_DIRECTIONS_:
Go through the records and write each one out again exactly.
════════
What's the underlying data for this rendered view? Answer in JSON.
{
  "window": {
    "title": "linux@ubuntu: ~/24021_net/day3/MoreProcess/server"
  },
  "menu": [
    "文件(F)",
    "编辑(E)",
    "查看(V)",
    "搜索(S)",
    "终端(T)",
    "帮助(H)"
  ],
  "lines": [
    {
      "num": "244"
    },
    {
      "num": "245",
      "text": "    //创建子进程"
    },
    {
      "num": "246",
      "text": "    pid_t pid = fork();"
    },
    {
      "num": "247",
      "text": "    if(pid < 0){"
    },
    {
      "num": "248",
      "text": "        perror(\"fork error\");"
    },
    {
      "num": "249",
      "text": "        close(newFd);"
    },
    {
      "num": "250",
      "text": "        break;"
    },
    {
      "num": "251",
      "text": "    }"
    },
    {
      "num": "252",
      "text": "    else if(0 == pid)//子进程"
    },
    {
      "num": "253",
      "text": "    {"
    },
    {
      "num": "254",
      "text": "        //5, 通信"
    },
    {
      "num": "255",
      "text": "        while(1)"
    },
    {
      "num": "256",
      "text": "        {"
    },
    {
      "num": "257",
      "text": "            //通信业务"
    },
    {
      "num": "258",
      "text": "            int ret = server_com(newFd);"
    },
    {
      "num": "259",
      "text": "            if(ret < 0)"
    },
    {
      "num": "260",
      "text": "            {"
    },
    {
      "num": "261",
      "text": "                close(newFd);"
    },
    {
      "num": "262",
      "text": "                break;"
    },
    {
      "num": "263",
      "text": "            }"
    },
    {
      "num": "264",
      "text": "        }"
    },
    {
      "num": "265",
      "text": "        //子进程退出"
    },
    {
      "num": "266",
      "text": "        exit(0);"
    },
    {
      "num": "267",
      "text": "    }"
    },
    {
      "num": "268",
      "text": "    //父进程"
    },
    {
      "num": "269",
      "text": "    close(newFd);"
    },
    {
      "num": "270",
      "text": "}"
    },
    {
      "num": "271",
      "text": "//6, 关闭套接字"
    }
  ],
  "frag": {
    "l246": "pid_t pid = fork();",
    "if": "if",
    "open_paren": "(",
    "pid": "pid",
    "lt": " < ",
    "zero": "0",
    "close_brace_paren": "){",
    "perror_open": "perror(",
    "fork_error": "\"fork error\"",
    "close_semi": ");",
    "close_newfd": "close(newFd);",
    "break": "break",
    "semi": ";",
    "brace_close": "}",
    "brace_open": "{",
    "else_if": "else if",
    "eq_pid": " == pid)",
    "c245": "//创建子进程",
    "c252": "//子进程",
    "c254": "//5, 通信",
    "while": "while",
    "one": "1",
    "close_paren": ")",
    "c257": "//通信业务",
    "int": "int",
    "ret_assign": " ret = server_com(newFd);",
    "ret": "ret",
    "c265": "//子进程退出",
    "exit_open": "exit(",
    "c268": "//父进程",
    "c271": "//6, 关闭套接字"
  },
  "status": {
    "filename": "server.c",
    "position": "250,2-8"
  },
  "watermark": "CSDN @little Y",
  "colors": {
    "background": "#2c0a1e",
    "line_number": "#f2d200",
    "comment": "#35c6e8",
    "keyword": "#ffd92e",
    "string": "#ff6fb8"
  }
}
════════
_WRITTEN RESPONSE_:
What's the underlying data for this rendered view? Answer in JSON.
{
  "window": {
    "title": "linux@ubuntu: ~/24021_net/day3/MoreProcess/server"
  },
  "menu": [
    "文件(F)",
    "编辑(E)",
    "查看(V)",
    "搜索(S)",
    "终端(T)",
    "帮助(H)"
  ],
  "lines": [
    {
      "num": "244"
    },
    {
      "num": "245",
      "text": "    //创建子进程"
    },
    {
      "num": "246",
      "text": "    pid_t pid = fork();"
    },
    {
      "num": "247",
      "text": "    if(pid < 0){"
    },
    {
      "num": "248",
      "text": "        perror(\"fork error\");"
    },
    {
      "num": "249",
      "text": "        close(newFd);"
    },
    {
      "num": "250",
      "text": "        break;"
    },
    {
      "num": "251",
      "text": "    }"
    },
    {
      "num": "252",
      "text": "    else if(0 == pid)//子进程"
    },
    {
      "num": "253",
      "text": "    {"
    },
    {
      "num": "254",
      "text": "        //5, 通信"
    },
    {
      "num": "255",
      "text": "        while(1)"
    },
    {
      "num": "256",
      "text": "        {"
    },
    {
      "num": "257",
      "text": "            //通信业务"
    },
    {
      "num": "258",
      "text": "            int ret = server_com(newFd);"
    },
    {
      "num": "259",
      "text": "            if(ret < 0)"
    },
    {
      "num": "260",
      "text": "            {"
    },
    {
      "num": "261",
      "text": "                close(newFd);"
    },
    {
      "num": "262",
      "text": "                break;"
    },
    {
      "num": "263",
      "text": "            }"
    },
    {
      "num": "264",
      "text": "        }"
    },
    {
      "num": "265",
      "text": "        //子进程退出"
    },
    {
      "num": "266",
      "text": "        exit(0);"
    },
    {
      "num": "267",
      "text": "    }"
    },
    {
      "num": "268",
      "text": "    //父进程"
    },
    {
      "num": "269",
      "text": "    close(newFd);"
    },
    {
      "num": "270",
      "text": "}"
    },
    {
      "num": "271",
      "text": "//6, 关闭套接字"
    }
  ],
  "frag": {
    "l246": "pid_t pid = fork();",
    "if": "if",
    "open_paren": "(",
    "pid": "pid",
    "lt": " < ",
    "zero": "0",
    "close_brace_paren": "){",
    "perror_open": "perror(",
    "fork_error": "\"fork error\"",
    "close_semi": ");",
    "close_newfd": "close(newFd);",
    "break": "break",
    "semi": ";",
    "brace_close": "}",
    "brace_open": "{",
    "else_if": "else if",
    "eq_pid": " == pid)",
    "c245": "//创建子进程",
    "c252": "//子进程",
    "c254": "//5, 通信",
    "while": "while",
    "one": "1",
    "close_paren": ")",
    "c257": "//通信业务",
    "int": "int",
    "ret_assign": " ret = server_com(newFd);",
    "ret": "ret",
    "c265": "//子进程退出",
    "exit_open": "exit(",
    "c268": "//父进程",
    "c271": "//6, 关闭套接字"
  },
  "status": {
    "filename": "server.c",
    "position": "250,2-8"
  },
  "watermark": "CSDN @little Y",
  "colors": {
    "background": "#2c0a1e",
    "line_number": "#f2d200",
    "comment": "#35c6e8",
    "keyword": "#ffd92e",
    "string": "#ff6fb8"
  }
}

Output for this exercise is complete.